The surgery had to be done to ensure that both the twins could live full lives.
#17 The surgery lasted 16 Hours
‘Craniopagus Twins’ that is the term used to describe children born with this condition. These twins from Braidwood, Illinois are just 13 months old. The surgery was carried out at Children’s Hospital at Montefiore Medical Center in Bronx, New York.
#16 The hardest type of twins to seperate
The Craniopagus twins are one of the hardest types of conjoined twins to operate. While 40 percent are ‘still born’ and 80 percent of those who survive birth die before the age of two.
#15 The Expert
The doctor who operated on the twins was Dr. James Goodrich, who is said to be the national expert in this niche field of medicine.
#14 The News
The parents Nicole and Christian McDonald found out that the twins they were expecting were conjoined during a routine ultrasound in May of 2015.
#13 The Risks
When faced with the risks if they didn’t opt for surgery and that of if they did opt for the surgery was quite scary to the parents. Both the choices had a lot of complications which would have resulted in the death of the twins.
#12 It was a tough choice…
But they decided to go with the surgery. The risk factors that could result in the death of both the twins were great. To which the twin’s father, Christian, told CNN ‘We know that is definitely a real possibility, but we’re still going to love our boys.’
#11 The Doctor
The doctor heading the surgery, Dr. James Goodrich has already separated seven sets of twins. He opened up to CNN about separation surgery which he says is ‘actually pretty awesome.’
‘It’s chaotic. You’re trying to get two kids on two tables…The problem is when you have nothing holding the brain in because the brain can actually slip and fall out. So, it’s quite a treat to get them repositioned.’
#9 2.3 Million Surgery
The main focus of this surgery, which cost 2.3 million, was to make sure that both the twins had enough skin to cover their scalps for which they had to undergo 3 surgeries.
To cover the scalp, the doctors inserting tissue expanders into the heads. Dr. Goodrich said, ‘This is about as complicated as it gets.’
#7 As normal as they can be….
The twins were born on September 9, 2015. Their father told CNN,’They were normal little boys, like any other two little babies you would expect to see – except for being conjoined.’

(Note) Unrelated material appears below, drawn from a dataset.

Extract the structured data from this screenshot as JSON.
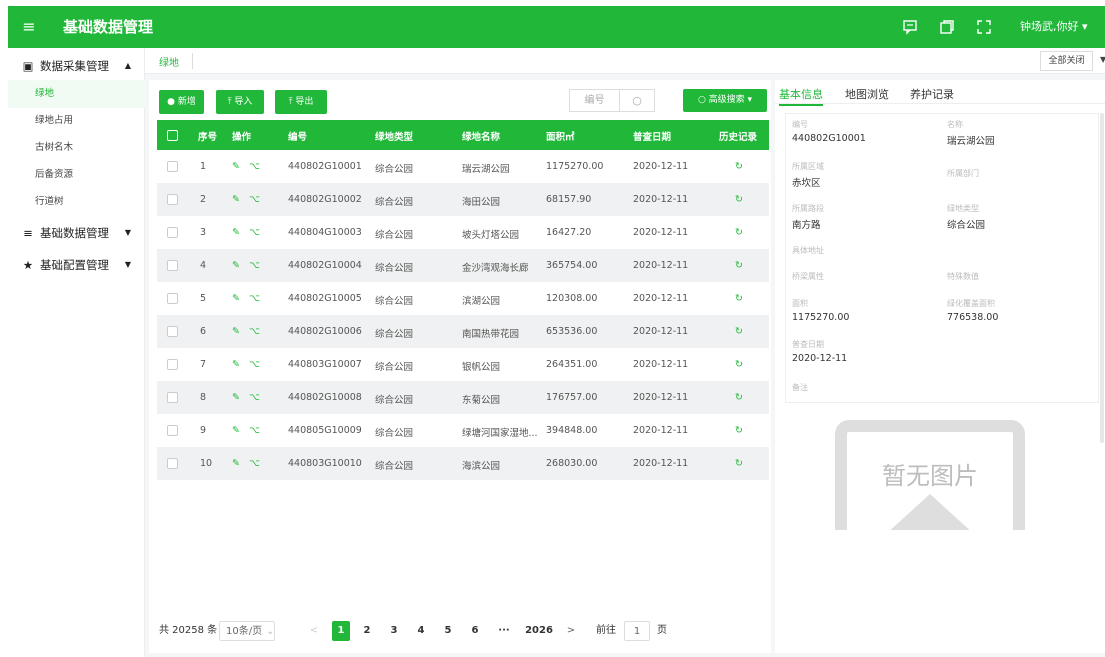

On the morning of Oct 14, 2016 the boys were wheeled into surgery to give them a second chance at life. Their mother, Nicole, gave updates throughout the 16-hour surgery on Facebook.
#6 First Update
‘No news is good news, I suppose. They have made their way around to the side of the boys’ skull and will be reaching the dreaded area of shared brain tissue around 5 o’clock NY time. Everything is going well overall and the boys are tolerating anesthesia just fine. So far everything they are doing surgically has been done before.’
#5 Second Update
‘The fourth and final stage of the procedure is beginning. They are repositioning the boys and preparing to open the final area of their skull. Anias is beginning to sound very congested. With the last surgery, prolonged anesthesia and prone positioning causing fluid to accumulate in his lungs and was eventually what caused him to go into heart failure. I pray this is not the case this go-round.’
#4 Anias suffered the most because of his condition
Anias had a hard time being conjoined than his brother. ‘He’s got breathing issues and feeding issues,’ said his mother.
#3 Anias was in surgery the longest
After the separation, even after Jadon was taken out, Anias stayed in surgery. His mother updates,‘They had to reopen Anias’ incision. He’s still in surgery. No idea how much longer it will be. My heart aches for him all alone down there without his brother. Such a scary time to be alone.’
#2 5 hours later, Anias was out of surgery
After the exhausting surgery Dr. Goodrich simply said,‘Well, we did it. It ended up being much more complicated than originally anticipated because despite all the high-res imaging done, they did not really show how intertwined their vasculature really was.’
#1 A Happy Ending
Their mother poignantly wrote at the end of their surgery: ‘Finally reunited. How surreal. I now realize that I always saw you as separate because seeing you like this is really nothing different to me. When I stand at your bedside, Jadon, it’s almost as if Anias is still there. Anias, when I leaned over you I protected my hair from Jadon. But the view is still the same. This is how I always saw you. I love you so much. Now it’s time to step forward into the new chapter of our life. I’m ready to fight and I know you are too. Thank you, Dr Goodrich, Dr Tepper, Kamilah, Martine, Dr Kahana, Dr Mann and everyone else at Montefiore. Your hands performed a miracle today. We love you.’